Directions for this task:
Which lines of the data contain the string "Sessions"? Copy every one.

Excerpts from an interface dataset:
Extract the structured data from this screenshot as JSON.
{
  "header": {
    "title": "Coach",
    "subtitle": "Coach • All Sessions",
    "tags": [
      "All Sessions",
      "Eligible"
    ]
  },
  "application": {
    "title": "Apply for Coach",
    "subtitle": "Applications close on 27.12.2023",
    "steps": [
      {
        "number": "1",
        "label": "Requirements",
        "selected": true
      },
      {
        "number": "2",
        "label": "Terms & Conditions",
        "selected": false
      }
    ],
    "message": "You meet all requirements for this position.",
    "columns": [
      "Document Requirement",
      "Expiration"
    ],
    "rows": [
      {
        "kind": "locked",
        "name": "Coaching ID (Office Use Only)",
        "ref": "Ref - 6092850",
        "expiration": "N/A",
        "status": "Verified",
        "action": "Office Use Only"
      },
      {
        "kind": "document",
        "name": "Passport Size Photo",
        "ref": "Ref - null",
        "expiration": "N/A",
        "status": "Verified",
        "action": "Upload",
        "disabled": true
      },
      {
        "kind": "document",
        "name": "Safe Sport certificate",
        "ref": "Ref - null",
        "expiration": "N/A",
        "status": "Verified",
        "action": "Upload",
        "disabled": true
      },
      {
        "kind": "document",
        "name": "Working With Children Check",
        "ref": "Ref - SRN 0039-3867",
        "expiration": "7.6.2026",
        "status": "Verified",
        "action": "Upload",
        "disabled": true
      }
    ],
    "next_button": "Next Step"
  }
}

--

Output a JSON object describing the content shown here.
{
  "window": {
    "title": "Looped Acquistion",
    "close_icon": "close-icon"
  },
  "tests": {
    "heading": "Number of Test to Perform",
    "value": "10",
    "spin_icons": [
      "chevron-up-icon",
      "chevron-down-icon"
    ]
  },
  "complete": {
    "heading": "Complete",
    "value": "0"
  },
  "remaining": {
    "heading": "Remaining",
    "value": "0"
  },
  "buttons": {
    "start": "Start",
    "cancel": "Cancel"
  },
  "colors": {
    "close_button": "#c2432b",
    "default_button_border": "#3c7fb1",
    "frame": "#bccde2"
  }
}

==

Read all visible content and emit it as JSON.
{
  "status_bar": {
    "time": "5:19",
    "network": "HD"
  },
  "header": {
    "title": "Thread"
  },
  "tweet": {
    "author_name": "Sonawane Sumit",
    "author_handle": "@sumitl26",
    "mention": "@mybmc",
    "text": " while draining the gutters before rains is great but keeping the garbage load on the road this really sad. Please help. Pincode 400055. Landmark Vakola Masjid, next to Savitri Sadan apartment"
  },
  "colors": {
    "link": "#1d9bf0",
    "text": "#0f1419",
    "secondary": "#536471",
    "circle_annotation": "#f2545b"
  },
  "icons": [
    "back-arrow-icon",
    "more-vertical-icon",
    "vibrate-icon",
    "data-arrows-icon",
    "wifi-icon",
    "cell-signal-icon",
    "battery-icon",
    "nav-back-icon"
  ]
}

Result for this task:
    "subtitle": "Coach • All Sessions",
      "All Sessions",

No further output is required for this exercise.